▶ **WORK TO BE COMPLETED**
Give back every record below precisely as written.

▶ **ENTRIES PROVIDED**
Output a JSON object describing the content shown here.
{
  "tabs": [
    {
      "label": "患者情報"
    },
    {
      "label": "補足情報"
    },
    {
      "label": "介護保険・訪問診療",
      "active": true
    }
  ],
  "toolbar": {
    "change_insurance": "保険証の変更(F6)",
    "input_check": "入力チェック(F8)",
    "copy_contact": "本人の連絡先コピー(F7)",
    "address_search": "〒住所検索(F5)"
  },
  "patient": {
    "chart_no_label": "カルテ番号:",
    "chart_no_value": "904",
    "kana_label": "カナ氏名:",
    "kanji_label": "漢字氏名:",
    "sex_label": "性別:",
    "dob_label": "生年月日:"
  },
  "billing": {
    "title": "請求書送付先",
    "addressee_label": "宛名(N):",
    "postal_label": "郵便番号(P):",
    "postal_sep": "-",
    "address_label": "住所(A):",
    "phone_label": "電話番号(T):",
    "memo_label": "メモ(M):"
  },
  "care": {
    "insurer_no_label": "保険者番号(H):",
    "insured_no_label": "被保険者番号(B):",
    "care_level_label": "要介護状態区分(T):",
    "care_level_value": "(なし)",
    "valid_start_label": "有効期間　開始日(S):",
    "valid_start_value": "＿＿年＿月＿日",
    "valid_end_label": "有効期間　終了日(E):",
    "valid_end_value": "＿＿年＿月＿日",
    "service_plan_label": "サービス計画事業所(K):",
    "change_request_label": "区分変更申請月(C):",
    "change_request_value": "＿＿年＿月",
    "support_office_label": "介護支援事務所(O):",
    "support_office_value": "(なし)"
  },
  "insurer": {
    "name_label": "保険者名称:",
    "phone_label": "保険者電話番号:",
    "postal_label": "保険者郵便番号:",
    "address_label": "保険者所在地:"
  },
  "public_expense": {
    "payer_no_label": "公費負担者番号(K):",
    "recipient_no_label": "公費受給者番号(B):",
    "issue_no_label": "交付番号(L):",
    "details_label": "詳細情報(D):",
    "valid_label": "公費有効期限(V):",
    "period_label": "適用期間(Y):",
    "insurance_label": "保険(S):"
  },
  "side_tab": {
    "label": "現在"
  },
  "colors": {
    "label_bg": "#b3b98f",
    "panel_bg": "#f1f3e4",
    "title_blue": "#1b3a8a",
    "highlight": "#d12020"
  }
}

▶ **WRITTEN SOLUTION**
Output a JSON object describing the content shown here.
{
  "tabs": [
    {
      "label": "患者情報"
    },
    {
      "label": "補足情報"
    },
    {
      "label": "介護保険・訪問診療",
      "active": true
    }
  ],
  "toolbar": {
    "change_insurance": "保険証の変更(F6)",
    "input_check": "入力チェック(F8)",
    "copy_contact": "本人の連絡先コピー(F7)",
    "address_search": "〒住所検索(F5)"
  },
  "patient": {
    "chart_no_label": "カルテ番号:",
    "chart_no_value": "904",
    "kana_label": "カナ氏名:",
    "kanji_label": "漢字氏名:",
    "sex_label": "性別:",
    "dob_label": "生年月日:"
  },
  "billing": {
    "title": "請求書送付先",
    "addressee_label": "宛名(N):",
    "postal_label": "郵便番号(P):",
    "postal_sep": "-",
    "address_label": "住所(A):",
    "phone_label": "電話番号(T):",
    "memo_label": "メモ(M):"
  },
  "care": {
    "insurer_no_label": "保険者番号(H):",
    "insured_no_label": "被保険者番号(B):",
    "care_level_label": "要介護状態区分(T):",
    "care_level_value": "(なし)",
    "valid_start_label": "有効期間　開始日(S):",
    "valid_start_value": "＿＿年＿月＿日",
    "valid_end_label": "有効期間　終了日(E):",
    "valid_end_value": "＿＿年＿月＿日",
    "service_plan_label": "サービス計画事業所(K):",
    "change_request_label": "区分変更申請月(C):",
    "change_request_value": "＿＿年＿月",
    "support_office_label": "介護支援事務所(O):",
    "support_office_value": "(なし)"
  },
  "insurer": {
    "name_label": "保険者名称:",
    "phone_label": "保険者電話番号:",
    "postal_label": "保険者郵便番号:",
    "address_label": "保険者所在地:"
  },
  "public_expense": {
    "payer_no_label": "公費負担者番号(K):",
    "recipient_no_label": "公費受給者番号(B):",
    "issue_no_label": "交付番号(L):",
    "details_label": "詳細情報(D):",
    "valid_label": "公費有効期限(V):",
    "period_label": "適用期間(Y):",
    "insurance_label": "保険(S):"
  },
  "side_tab": {
    "label": "現在"
  },
  "colors": {
    "label_bg": "#b3b98f",
    "panel_bg": "#f1f3e4",
    "title_blue": "#1b3a8a",
    "highlight": "#d12020"
  }
}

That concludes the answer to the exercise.